The No. 1 and No. 2 issues, Chandler said, involve the beret and Velcro.
“The Soldiers didn’t like the fact that the beret was hot — it was not something that they wore the majority of the time,” he said. “And they didn’t like the fact it didn’t shade the sun and it took two hands to put on. And they didn’t like to carry two pieces of headgear to do different functions during the day.”
The beret has been the standard headgear for the Army’s ACU — the camouflage uniform worn by most Soldiers. But most Soldiers still needed to switch to the patrol cap based on the work they were doing — in a motor pool or in the field, for instance.
Those Soldiers would have to carry two pieces of headgear with them, one in each pocket, and switch depending on what they was doing. In the field, they put on the patrol cap. Back on base, they’d have to switch to the beret.
The new policy will make the patrol cap the standard. But the beret isn’t going anywhere. It will remain as the standard for the Army service uniform, and as an optional uniform item with the ACU — at the discretion of commanders.
“They could choose to say for an event, like change of command, that they want them to wear the beret,” Chandler said.
The change in the beret policy will save the Army about $6.5 million over the lifecycle of the ACU. New Soldiers had been issued two berets, now they will be issued one.
Chandler pointed out that Soldiers didn’t ask to eliminate the beret — just to change when it’s worn.
“Soldiers said we don’t want to wear it with this uniform, but they do feel they look very professional wearing it with the Army service uniform,” Chandler said.
The Army implemented a mandatory wear date for the ACU in April 2008. The ACU, a replacement for the Battle Dress Uniform, featured many design changes. Included among those were a different cut for the fabric, new placement for pockets and a new “digital” color pattern.

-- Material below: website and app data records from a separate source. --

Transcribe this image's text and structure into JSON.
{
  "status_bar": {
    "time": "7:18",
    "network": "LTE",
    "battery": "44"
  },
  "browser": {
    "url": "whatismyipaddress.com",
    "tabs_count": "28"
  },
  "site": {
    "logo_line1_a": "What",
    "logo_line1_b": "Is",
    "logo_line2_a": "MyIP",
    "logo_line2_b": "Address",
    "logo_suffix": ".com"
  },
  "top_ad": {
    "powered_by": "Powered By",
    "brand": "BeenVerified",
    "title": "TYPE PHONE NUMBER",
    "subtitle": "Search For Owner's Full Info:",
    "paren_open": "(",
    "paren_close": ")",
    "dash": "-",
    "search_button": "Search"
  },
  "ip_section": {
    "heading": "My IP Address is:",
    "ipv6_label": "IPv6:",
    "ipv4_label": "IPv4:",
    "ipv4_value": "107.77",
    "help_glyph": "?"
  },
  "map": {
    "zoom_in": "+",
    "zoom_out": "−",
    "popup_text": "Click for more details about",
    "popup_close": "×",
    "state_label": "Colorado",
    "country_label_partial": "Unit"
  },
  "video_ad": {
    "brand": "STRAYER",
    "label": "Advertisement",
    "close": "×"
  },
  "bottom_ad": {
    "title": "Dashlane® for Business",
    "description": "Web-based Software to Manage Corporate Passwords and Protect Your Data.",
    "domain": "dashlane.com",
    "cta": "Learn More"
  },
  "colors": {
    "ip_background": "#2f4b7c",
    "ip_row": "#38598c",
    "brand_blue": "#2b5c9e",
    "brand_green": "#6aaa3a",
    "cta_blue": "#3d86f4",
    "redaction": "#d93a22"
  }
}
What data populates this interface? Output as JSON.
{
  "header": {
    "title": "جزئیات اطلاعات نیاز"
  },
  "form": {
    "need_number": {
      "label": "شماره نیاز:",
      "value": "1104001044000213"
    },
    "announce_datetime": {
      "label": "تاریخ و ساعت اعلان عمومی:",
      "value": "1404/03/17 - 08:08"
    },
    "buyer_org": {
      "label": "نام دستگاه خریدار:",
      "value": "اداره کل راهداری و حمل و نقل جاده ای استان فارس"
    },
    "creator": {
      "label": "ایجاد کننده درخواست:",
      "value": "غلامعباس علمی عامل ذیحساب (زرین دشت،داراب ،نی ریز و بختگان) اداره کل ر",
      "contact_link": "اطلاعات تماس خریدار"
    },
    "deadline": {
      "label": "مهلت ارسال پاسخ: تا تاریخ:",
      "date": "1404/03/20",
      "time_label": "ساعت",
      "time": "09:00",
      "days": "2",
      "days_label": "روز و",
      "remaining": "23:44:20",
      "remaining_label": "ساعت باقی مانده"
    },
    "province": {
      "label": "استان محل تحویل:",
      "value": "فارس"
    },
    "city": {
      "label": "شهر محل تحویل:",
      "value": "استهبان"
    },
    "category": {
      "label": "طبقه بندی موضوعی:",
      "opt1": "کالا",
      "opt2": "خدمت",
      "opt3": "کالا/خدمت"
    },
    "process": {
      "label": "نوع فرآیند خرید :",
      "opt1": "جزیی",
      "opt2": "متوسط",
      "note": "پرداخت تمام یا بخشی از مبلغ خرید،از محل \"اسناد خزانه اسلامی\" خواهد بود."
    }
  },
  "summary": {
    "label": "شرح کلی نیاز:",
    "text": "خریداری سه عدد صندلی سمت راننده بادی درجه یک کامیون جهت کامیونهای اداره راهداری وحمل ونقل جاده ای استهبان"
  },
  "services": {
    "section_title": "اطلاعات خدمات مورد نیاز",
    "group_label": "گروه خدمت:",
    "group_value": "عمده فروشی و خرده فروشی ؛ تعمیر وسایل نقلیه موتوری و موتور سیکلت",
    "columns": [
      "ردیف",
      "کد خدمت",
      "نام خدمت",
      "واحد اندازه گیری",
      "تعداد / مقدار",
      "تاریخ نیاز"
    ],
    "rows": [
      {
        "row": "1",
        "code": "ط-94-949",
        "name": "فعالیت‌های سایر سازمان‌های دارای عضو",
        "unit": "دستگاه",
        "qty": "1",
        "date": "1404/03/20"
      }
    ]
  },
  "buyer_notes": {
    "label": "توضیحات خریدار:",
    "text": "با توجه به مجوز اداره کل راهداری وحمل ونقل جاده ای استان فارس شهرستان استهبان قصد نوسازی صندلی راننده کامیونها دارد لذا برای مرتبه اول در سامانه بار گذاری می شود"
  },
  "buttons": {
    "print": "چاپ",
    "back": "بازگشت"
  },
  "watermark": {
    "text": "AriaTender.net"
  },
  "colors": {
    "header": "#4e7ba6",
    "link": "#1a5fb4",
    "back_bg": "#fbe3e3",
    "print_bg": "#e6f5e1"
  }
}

Also included were Velcro fasteners that allowed pockets to be sealed shut, sleeves to be cinched down, and rank insignia, name tapes, service tapes, patches and skill badges to be added and removed at will — without time-consuming and sometimes costly trips to clothing alterations.
Still, some Soldiers were displeased with Velcro on the uniform, Chandler said.
The Army’s new policy on attaching accouterments to the ACU will allow Soldiers to sew on rank insignia, the name tape and the service tape. Additionally, skill badges such as the Airborne, pathfinder, combat action, combat infantryman’s, and expert infantryman’s badge will also be authorized for sewing.
Currently, those badges are provided in painted metal and have to be pinned to the uniform. Pinning badges to the uniform can be a lengthy process because they have to be aligned using a ruler. The new policy will allow Soldiers to sew those badges to the uniform.
Combat and unit patches on the left and right sleeve and the U.S. flag will remain Velcro-only, the SMA said. Additionally, the ACU will continue to come with Velcro in the same locations it is now. Where a Soldier is authorized to sew something on, they will sew it on top of the Velcro.
Chandler also said Soldiers had asked for changes to how cargo pockets are fastened. Velcro had been used — now, ACUs are available with buttons used to keep the pockets closed. A similar change is being discussed for how sleeve cuffs are fastened, but Chandler said that decision will be made by the July uniform board.
A more localized uniform decision will affect Soldiers assigned to the Army’s headquarters at the Pentagon in Washington, D.C. There, Soldiers had been wearing the ACU as their daily uniform. By as early as October, those Soldiers will show up to work in the Army service uniform, Chandler said.
“Our perspective is that this is the corporate part of the Army,” he said. “The business-part of the Army is done in the Pentagon, and as a professional there are certain standards of attire associated with certain activities. For the business aspect of the Army, it is the Army service uniform.”
Implementation dates for the announced changes have not yet been decided. Soldiers should wait for direction from their commands before implementing any uniform changes.